Bike ride-ability audits

32042127740_5a771415f8_o.jpgAm aiming to do 20 metro-ATL city bike ride-ability audits in 2017, with new and returning women-on-bikes in mind (women are the indicator species of safe access-for-all, plus they control 80% of all consumer purchasing decisions and can have huge economic impact when they vote with their pedals for your city’s businesses). I already hit the cities of Norcross, Suwanee, Roswell, Decatur, Atlanta, and Dunwoody. The list of what I try to hit is below (please feel free to use in your cities around the USA as well). I’m finding this very interesting, and I’m using this info to inform and improve my teaching as a League Cycling Instructor and as a professional content creator.

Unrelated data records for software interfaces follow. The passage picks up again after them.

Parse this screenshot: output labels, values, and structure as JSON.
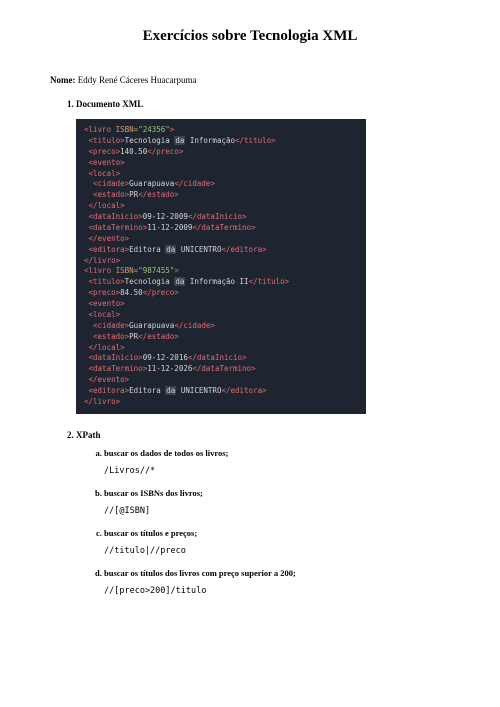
{
  "title": "Exercícios sobre Tecnologia XML",
  "nameLabel": "Nome:",
  "nameValue": "Eddy René Cáceres Huacarpuma",
  "section1": {
    "heading": "Documento XML"
  },
  "section2": {
    "heading": "XPath",
    "items": [
      {
        "q": "buscar os dados de todos os livros;",
        "a": "/Livros//*"
      },
      {
        "q": "buscar os ISBNs dos livros;",
        "a": "//[@ISBN]"
      },
      {
        "q": "buscar os títulos e preços;",
        "a": "//titulo|//preco"
      },
      {
        "q": "buscar os títulos dos livros com preço superior a 200;",
        "a": "//[preco>200]/titulo"
      }
    ]
  },
  "chart_data": {
    "type": "table",
    "title": "Documento XML - livros",
    "records": [
      {
        "ISBN": "24356",
        "titulo": "Tecnologia da Informação",
        "preco": 140.5,
        "evento": {
          "local": {
            "cidade": "Guarapuava",
            "estado": "PR"
          },
          "dataInicio": "09-12-2009",
          "dataTermino": "11-12-2009"
        },
        "editora": "Editora da UNICENTRO"
      },
      {
        "ISBN": "987455",
        "titulo": "Tecnologia da Informação II",
        "preco": 84.5,
        "evento": {
          "local": {
            "cidade": "Guarapuava",
            "estado": "PR"
          },
          "dataInicio": "09-12-2016",
          "dataTermino": "11-12-2026"
        },
        "editora": "Editora da UNICENTRO"
      }
    ]
  }
}
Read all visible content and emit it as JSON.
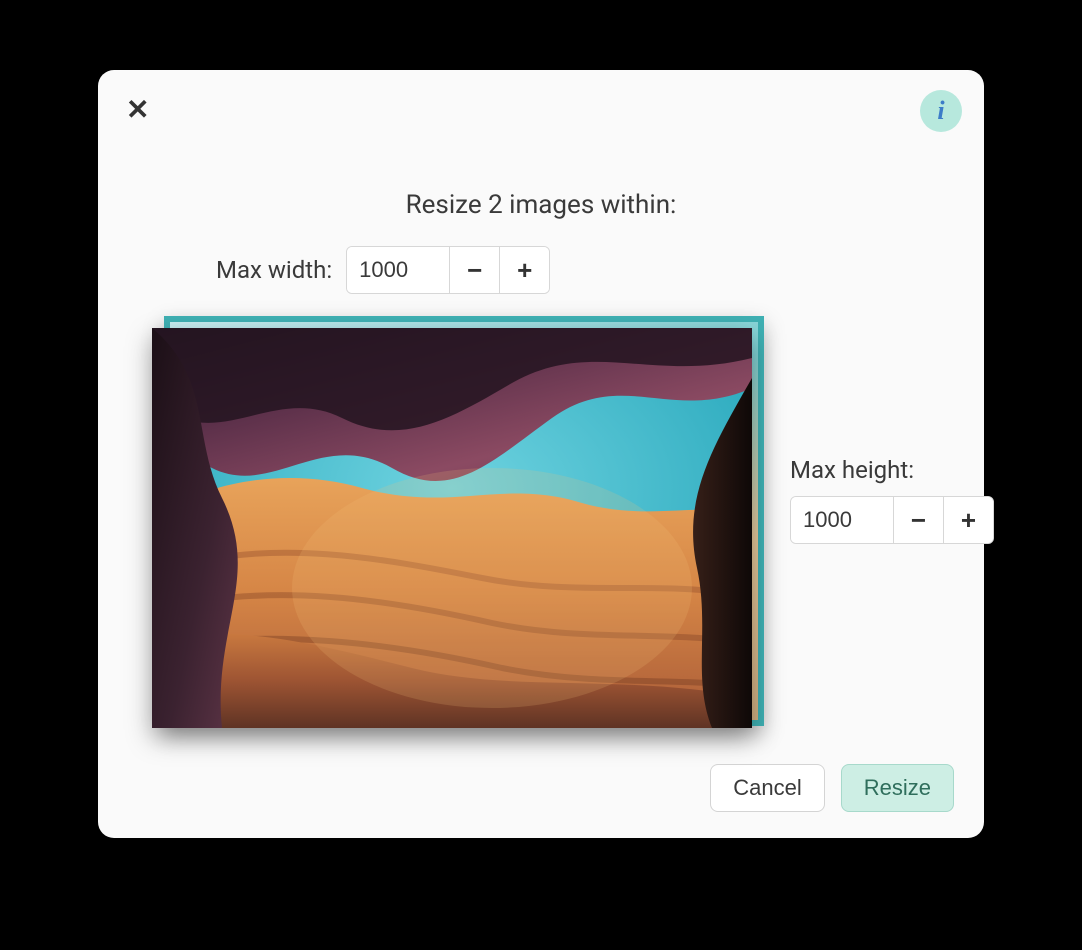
{
  "dialog": {
    "title": "Resize 2 images within:",
    "max_width_label": "Max width:",
    "max_height_label": "Max height:",
    "max_width_value": "1000",
    "max_height_value": "1000",
    "cancel_label": "Cancel",
    "resize_label": "Resize",
    "info_icon_text": "i",
    "close_icon_text": "✕",
    "minus_glyph": "−",
    "plus_glyph": "+"
  }
}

I’m also showcasing bike infrastructure I find along the way in my new Bike Ride in a Blink super-short video series.

Throughout, I consider bike infrastructure, bike rack availability/location (secure? convenient?), access (including through parking lots), safe routes between destinations, speed limits (and if they are observed and enforced), intersection usability, driver culture and habits, geography and other physical features, way finding signage, and more.

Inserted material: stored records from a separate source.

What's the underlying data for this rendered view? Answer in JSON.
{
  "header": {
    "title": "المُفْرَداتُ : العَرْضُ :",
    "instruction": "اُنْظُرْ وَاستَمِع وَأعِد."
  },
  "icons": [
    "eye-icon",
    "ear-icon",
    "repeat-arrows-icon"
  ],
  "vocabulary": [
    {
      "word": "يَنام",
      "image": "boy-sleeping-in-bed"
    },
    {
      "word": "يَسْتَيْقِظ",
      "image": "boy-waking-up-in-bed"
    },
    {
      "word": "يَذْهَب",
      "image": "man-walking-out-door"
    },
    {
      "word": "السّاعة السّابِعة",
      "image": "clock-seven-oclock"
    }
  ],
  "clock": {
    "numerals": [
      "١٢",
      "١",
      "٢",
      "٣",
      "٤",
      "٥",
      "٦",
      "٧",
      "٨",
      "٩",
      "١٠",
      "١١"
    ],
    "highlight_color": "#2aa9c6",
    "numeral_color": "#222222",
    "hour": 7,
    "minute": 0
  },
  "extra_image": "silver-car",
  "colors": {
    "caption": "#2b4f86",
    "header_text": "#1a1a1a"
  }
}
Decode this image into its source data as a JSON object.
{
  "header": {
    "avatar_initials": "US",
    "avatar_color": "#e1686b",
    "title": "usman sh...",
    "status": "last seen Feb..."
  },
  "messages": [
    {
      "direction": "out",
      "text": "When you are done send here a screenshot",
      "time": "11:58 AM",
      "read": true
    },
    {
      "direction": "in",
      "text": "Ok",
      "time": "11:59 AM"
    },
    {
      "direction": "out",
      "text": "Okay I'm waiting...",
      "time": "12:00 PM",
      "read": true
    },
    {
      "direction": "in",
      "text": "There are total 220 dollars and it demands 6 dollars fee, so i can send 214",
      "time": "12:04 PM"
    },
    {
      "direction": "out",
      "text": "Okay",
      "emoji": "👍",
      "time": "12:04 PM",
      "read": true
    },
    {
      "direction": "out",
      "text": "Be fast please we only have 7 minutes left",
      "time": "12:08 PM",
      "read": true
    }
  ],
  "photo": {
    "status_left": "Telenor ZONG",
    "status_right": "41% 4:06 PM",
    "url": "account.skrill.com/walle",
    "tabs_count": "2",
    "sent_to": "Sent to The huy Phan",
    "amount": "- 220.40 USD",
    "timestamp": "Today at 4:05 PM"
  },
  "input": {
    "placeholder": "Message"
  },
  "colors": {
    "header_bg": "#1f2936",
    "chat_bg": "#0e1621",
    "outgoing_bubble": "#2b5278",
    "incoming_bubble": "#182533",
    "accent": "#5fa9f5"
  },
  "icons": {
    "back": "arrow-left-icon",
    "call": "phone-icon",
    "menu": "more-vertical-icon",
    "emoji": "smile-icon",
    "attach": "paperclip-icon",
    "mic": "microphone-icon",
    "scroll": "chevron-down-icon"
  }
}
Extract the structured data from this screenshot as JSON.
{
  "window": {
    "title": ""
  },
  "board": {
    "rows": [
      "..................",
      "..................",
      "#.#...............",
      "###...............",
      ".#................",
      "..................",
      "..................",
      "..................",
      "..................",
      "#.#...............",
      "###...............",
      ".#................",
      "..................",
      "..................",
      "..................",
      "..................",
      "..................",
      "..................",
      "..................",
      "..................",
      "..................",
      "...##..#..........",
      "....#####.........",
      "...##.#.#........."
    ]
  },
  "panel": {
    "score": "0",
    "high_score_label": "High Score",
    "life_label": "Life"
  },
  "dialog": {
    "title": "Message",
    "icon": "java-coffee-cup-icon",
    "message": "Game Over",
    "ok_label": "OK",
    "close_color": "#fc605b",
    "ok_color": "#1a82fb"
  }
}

Baker’s Dozen Bike Ride-ability Audit

1. City hall/police headquarters
2. Schools (from preschools through college)
3. Community garden(s)/farmers market
4. Post office
5. Parks
6. Places of worship
7. Corporations
8. Retail/restaurants/professional services
9. Arts/culture organizations
10. Supermarkets
11. Residential neighborhoods
12. Historic locations
13. Any city-specific assets or services (such as bikeshare)